### Requirement
Keep only the lines that hold the string "glyph", filtering out the rest of the entries below.

### Entries supplied
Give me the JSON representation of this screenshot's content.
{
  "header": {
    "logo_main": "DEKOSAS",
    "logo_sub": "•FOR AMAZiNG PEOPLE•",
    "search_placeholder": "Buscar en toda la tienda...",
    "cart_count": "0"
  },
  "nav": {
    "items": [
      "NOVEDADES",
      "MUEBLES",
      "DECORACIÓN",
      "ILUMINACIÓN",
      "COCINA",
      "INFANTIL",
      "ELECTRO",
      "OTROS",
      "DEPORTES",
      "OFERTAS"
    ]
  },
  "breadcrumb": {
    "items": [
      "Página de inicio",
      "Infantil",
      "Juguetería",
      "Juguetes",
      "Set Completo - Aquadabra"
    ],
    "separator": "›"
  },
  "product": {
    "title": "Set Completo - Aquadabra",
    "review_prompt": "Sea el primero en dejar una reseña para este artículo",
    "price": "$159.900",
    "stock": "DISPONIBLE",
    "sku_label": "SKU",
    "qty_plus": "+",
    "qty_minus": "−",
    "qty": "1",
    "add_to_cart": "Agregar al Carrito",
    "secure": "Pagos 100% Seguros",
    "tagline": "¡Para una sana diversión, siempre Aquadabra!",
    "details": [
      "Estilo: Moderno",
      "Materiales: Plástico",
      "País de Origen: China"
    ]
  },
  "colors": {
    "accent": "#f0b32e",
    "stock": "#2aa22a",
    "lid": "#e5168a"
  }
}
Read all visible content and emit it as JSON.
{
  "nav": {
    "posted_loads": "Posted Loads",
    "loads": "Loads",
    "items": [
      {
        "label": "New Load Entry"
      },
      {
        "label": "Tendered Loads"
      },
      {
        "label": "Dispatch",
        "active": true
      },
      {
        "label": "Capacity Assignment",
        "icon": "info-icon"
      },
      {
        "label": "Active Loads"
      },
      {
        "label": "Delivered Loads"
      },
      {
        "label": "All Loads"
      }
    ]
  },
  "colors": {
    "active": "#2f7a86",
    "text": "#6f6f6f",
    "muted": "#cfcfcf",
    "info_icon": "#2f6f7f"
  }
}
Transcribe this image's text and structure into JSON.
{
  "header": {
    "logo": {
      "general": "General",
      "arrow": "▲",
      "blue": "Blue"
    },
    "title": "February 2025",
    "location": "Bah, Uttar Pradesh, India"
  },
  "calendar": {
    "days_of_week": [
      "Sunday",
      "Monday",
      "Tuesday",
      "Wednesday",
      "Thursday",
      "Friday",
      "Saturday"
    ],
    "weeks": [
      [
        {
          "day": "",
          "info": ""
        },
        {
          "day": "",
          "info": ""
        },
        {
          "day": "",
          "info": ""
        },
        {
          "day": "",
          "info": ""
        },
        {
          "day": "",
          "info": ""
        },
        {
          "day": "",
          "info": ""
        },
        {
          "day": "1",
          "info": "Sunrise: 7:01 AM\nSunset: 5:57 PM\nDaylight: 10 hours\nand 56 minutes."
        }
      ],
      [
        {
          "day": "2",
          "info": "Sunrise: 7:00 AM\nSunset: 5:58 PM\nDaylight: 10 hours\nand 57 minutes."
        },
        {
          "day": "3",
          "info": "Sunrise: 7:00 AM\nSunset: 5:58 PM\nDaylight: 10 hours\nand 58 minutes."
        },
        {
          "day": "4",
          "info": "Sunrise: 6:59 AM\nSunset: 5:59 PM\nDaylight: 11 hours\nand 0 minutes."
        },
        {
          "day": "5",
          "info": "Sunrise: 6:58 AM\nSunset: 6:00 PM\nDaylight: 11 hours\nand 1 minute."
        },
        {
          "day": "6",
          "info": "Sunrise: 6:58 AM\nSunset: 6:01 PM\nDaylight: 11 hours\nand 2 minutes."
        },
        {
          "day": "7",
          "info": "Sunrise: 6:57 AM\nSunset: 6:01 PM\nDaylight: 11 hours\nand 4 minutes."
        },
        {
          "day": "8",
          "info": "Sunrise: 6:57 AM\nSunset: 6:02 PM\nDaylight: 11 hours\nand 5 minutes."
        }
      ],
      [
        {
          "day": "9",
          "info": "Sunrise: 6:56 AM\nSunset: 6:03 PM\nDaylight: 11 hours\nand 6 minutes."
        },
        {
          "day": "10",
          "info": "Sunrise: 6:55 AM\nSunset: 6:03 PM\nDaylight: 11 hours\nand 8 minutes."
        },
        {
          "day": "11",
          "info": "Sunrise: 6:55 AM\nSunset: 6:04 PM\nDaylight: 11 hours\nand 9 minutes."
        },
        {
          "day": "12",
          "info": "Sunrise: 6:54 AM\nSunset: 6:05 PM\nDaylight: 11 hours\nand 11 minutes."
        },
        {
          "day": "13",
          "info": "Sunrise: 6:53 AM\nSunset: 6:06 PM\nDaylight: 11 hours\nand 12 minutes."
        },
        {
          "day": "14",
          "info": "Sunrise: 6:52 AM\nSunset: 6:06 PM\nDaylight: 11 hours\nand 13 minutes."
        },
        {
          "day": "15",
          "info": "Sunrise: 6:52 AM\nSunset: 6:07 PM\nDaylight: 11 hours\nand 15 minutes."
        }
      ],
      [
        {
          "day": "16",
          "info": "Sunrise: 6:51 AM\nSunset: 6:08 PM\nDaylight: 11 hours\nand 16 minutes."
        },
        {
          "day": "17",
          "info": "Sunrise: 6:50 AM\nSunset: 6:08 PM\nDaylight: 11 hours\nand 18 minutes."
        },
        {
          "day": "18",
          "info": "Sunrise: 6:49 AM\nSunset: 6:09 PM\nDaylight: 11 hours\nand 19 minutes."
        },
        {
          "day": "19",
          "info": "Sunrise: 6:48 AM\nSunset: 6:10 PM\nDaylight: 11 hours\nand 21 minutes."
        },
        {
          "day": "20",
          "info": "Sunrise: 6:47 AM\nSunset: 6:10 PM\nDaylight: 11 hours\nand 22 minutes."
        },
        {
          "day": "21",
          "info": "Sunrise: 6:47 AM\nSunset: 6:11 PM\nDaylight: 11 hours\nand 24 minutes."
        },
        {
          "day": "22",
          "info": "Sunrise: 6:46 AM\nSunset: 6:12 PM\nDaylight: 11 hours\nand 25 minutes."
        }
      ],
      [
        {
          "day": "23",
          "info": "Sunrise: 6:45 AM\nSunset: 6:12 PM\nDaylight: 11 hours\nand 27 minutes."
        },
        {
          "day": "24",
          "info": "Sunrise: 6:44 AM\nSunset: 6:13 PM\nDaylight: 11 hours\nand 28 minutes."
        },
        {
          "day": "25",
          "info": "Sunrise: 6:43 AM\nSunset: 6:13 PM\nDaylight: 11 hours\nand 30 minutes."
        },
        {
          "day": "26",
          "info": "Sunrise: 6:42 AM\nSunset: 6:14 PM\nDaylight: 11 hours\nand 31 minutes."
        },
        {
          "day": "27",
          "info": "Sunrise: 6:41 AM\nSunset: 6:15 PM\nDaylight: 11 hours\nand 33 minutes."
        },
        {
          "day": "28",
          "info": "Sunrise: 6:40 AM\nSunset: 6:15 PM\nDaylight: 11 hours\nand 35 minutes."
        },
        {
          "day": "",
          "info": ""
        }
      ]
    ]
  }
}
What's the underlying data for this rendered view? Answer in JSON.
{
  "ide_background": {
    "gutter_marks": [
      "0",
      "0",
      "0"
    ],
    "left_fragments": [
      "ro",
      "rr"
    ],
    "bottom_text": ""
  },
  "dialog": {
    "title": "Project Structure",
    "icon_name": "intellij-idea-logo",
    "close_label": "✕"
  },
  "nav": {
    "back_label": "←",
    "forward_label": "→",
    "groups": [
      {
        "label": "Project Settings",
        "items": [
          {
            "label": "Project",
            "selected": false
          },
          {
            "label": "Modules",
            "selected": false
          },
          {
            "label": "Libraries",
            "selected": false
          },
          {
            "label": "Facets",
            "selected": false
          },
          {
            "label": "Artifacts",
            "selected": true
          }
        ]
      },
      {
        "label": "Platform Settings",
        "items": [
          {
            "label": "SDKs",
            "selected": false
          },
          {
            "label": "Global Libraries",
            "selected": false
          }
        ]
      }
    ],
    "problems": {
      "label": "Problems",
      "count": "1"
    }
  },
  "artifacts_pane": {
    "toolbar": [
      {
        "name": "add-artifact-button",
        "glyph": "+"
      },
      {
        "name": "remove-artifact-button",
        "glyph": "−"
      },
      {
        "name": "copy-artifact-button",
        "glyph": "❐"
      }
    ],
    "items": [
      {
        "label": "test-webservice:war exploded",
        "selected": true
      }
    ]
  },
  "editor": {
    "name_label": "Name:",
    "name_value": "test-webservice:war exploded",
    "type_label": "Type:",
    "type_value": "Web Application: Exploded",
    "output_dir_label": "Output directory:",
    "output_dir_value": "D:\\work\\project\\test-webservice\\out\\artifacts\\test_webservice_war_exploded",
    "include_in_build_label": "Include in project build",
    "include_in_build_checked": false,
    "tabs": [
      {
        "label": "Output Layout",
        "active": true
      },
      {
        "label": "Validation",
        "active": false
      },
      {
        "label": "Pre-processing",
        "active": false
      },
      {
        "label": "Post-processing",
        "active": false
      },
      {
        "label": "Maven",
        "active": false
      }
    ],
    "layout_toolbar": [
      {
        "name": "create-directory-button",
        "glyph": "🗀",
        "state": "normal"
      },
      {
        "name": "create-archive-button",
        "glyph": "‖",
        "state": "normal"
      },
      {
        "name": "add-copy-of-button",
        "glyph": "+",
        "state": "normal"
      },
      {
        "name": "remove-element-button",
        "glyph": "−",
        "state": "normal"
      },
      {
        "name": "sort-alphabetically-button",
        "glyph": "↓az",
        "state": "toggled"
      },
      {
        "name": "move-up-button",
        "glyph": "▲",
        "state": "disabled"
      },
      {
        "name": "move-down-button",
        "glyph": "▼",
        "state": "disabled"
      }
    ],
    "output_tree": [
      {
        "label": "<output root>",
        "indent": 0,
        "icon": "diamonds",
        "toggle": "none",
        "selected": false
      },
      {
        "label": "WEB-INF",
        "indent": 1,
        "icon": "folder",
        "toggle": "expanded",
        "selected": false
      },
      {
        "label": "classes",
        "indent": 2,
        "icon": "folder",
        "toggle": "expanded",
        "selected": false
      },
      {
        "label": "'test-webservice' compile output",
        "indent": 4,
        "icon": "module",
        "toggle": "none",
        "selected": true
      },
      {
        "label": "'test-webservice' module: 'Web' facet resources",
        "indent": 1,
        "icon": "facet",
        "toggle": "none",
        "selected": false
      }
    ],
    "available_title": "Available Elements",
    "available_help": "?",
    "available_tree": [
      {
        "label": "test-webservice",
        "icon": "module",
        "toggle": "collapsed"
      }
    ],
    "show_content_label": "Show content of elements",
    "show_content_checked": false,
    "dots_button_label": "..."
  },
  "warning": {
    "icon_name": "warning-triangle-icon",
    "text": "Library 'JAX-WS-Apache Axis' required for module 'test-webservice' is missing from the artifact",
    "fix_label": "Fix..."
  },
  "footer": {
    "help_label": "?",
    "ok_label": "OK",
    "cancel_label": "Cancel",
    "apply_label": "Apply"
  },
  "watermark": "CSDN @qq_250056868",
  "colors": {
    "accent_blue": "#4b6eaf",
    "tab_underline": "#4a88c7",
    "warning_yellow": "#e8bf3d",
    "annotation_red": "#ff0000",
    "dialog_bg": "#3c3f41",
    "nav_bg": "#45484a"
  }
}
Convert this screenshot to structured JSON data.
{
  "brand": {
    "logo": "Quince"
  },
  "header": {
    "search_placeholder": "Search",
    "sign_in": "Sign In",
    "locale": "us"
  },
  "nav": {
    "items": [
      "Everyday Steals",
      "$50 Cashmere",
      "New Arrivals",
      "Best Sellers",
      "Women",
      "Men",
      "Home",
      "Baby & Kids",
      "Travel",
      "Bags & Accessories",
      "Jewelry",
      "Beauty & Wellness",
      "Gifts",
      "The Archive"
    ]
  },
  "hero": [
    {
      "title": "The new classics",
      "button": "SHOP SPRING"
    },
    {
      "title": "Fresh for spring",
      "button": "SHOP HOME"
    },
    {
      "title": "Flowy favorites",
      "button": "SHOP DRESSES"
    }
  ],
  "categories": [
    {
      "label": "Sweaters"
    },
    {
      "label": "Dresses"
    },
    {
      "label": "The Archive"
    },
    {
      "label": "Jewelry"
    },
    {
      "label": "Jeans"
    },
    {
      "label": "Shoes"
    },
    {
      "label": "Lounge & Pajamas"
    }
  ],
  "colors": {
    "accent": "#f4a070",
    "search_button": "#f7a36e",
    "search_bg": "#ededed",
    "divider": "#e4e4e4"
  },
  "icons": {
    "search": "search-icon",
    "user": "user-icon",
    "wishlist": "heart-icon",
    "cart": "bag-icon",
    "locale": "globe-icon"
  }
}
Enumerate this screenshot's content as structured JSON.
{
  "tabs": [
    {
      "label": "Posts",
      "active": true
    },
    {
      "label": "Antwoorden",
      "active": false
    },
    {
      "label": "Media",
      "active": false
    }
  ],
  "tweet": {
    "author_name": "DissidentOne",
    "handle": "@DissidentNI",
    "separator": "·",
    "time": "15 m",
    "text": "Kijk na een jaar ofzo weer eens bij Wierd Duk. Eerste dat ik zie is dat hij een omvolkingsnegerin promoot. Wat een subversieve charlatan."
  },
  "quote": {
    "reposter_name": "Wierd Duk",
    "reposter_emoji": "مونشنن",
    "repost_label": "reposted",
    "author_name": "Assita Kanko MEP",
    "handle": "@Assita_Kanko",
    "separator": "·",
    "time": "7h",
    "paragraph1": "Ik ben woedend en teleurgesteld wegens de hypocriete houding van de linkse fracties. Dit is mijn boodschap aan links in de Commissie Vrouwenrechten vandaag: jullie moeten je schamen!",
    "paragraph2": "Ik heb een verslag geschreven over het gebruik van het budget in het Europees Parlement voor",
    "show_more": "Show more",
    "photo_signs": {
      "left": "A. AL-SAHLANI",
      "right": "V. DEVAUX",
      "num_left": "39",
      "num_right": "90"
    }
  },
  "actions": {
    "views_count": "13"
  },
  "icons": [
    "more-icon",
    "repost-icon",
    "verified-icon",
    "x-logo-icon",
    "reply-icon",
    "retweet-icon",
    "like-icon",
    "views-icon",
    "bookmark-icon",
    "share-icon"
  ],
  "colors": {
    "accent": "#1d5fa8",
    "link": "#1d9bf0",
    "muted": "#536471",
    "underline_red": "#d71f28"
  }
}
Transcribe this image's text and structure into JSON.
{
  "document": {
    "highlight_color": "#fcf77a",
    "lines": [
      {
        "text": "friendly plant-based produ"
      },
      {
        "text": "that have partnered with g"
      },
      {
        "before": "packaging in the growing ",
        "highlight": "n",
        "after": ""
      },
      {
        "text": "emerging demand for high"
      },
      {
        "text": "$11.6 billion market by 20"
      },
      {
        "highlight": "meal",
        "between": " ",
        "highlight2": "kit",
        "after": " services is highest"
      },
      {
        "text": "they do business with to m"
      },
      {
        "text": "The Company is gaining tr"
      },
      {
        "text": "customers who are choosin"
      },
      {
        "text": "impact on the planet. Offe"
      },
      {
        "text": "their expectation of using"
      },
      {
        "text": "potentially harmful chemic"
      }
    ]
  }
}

### Written answer
        "glyph": "+"
        "glyph": "−"
        "glyph": "❐"
        "glyph": "🗀",
        "glyph": "‖",
        "glyph": "+",
        "glyph": "−",
        "glyph": "↓az",
        "glyph": "▲",
        "glyph": "▼",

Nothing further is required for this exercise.